People have gotten really into trading and collecting Pokémon cards since the pandemic started. The surge in sales forced Target to restrict the purchase of card related items to one per customer to be sold first come first serve at 8am on Fridays. On May 7 at 8:20 am, a customer left a Wisconsin Target after buying sports cards and was assaulted by four men. He pulled a gun to defend himself.Now Target, which had previously threatened to call the police on rowdy card customers, is removing the trading cards from its stores entirely. “The safety of our guests and our team is our top priority. Out of an abundance of caution, we’ve decided to temporarily suspend the sale of MLB, NFL, NBA and Pokémon trading cards within our stores, effective May 14,” Target told Motherboard in an email. “Guests can continue to shop these cards online at Target.com.”Fans looking to buy the cards from Walmart are also having a hard time. An Arizona Pokémon fan snapped a photograph of a sign in his local store and posted it to Facebook. “Attention trading card vendors, the trading card categories have been removed from the sales floor and sales of these items have been suspended due to inappropriate customer behavior and increased demand,” the sign said. “Please do not stock these items until further direction from management has been given.”

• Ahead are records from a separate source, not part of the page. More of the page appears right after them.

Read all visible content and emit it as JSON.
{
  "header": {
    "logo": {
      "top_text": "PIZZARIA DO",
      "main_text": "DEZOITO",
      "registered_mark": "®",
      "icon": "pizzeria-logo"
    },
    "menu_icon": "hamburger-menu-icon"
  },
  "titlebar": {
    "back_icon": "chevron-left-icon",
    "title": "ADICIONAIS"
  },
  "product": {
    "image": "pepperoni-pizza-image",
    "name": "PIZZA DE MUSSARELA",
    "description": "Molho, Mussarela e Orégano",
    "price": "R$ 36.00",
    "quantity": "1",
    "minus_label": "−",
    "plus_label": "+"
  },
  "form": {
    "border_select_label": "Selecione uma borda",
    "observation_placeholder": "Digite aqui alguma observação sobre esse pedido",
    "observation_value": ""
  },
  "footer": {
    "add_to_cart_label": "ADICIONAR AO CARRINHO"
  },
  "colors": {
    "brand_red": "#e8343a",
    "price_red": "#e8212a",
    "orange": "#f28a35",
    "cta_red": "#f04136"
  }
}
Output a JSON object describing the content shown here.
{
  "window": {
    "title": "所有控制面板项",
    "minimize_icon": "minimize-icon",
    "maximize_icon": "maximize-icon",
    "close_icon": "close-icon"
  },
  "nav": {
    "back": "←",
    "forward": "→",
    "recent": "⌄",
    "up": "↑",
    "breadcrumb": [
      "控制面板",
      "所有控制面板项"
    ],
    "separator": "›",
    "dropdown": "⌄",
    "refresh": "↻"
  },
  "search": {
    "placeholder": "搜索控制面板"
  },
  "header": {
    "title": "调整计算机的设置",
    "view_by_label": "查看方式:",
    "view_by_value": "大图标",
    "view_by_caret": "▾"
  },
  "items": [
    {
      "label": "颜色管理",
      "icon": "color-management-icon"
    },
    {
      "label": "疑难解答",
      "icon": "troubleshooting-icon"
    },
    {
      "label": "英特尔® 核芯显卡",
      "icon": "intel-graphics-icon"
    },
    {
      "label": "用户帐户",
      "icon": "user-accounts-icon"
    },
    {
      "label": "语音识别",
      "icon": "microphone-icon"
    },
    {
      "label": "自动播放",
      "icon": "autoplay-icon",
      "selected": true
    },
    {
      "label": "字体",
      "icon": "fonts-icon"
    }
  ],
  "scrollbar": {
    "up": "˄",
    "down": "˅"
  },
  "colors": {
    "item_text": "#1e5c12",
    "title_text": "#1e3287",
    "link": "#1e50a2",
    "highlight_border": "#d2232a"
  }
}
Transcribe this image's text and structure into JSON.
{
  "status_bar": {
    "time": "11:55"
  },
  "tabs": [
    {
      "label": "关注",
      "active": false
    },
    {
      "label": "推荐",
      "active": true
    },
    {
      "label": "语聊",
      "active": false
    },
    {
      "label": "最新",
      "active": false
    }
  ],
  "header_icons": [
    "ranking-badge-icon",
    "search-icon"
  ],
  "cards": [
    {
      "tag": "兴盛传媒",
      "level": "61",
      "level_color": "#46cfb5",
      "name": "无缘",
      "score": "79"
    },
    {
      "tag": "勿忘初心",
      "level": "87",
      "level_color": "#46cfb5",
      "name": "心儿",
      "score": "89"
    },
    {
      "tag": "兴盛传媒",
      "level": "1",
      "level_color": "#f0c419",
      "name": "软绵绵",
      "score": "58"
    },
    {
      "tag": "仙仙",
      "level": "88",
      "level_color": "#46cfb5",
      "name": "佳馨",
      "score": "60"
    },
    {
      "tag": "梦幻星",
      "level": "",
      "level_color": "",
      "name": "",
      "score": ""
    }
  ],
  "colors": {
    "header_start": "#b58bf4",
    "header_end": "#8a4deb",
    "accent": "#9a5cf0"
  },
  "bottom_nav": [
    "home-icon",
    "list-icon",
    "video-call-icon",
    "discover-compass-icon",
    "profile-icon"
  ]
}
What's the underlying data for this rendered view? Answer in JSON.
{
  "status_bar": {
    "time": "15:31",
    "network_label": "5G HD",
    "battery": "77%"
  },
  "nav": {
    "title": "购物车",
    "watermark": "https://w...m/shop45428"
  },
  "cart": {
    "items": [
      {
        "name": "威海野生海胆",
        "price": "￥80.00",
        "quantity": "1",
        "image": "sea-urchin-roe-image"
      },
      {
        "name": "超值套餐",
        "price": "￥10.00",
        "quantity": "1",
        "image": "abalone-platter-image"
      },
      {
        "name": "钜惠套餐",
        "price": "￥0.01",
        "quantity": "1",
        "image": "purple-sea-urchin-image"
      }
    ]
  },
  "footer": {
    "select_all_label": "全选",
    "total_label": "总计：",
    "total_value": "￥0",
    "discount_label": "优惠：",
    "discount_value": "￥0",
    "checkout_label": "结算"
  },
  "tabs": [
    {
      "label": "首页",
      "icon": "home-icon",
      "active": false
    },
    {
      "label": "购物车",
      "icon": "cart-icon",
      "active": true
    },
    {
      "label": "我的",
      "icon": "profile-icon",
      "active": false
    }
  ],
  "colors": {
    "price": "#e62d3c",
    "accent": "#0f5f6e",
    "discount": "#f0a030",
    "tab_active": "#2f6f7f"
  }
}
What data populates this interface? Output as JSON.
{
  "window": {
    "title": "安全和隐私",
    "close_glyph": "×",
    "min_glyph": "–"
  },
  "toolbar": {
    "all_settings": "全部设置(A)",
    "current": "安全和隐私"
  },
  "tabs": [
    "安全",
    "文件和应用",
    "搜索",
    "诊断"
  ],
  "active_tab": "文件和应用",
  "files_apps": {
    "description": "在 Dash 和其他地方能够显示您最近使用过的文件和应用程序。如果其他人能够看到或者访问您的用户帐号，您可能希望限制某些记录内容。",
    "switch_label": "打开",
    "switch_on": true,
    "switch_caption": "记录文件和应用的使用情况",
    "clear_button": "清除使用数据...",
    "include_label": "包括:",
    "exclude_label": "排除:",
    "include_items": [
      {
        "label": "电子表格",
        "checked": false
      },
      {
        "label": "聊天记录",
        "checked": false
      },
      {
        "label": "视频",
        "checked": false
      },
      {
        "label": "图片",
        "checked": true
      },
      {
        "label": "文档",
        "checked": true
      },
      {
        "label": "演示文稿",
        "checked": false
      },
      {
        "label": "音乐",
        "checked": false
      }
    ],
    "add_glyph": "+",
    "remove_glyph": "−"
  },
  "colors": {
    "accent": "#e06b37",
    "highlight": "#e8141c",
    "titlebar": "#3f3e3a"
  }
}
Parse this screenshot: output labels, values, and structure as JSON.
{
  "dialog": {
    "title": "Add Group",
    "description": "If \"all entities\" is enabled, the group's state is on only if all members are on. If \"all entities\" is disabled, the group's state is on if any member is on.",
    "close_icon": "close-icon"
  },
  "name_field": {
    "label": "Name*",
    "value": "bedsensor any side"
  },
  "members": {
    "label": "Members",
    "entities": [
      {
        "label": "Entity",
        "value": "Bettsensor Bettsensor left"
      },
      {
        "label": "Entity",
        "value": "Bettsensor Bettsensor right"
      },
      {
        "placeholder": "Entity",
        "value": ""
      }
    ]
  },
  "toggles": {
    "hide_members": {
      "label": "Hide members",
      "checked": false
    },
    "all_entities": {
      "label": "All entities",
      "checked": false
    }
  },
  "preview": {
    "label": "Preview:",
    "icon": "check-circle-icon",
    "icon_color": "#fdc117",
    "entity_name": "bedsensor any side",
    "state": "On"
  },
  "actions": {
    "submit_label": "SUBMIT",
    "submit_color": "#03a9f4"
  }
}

Motherboard called Walmarts in New York and New Jersey and couldn’t find Pokémon cards for sale. A couple of Walmart employees said they haven't stocked Pokémon cards in months but were not aware of any policy against selling them. A Walmart employee in South Carolina explained that Pokémon cards aren’t distributed by Walmart but serviced by a special vendor who comes in and stocks the shelves. The employee could not remember the last time they’d seen the Pokémon card vendor.“We have not suspended the sale of any trading cards,” Walmart told Motherboard in an email. "Like other retailers, we have seen increased customer demand, and we are determining what, if any, changes are needed to meet customer demand while ensuring a safe and enjoyable shopping experience.” The Walmart sign leaped from Facebook to the wider internet after a fan of the PokeDads podcast shared it with the host. According to Rick Avery, one of the hosts of the show, the Pokémon card crisis started in the fall of 2019. “A set called Hidden Fates dropped and a Shiny Charizard with a perfect grade sold for $10,000 on EBay,” Avery told Motherboard in an email. Influencers like Gary V and Logan Paul started talking about the cards online and recommending them as investment opportunities. According to Avery, this pushed the price of everything up and made it hard for normal people to afford the game. “So with today's current sets people are thinking that they can hit a jackpot later down the road or take the supply and turn it around for triple the price,” he said. "I wish I could say the boom is because people are falling in love with it again like it was 1999 but sadly it's mostly because people are trying to make money.”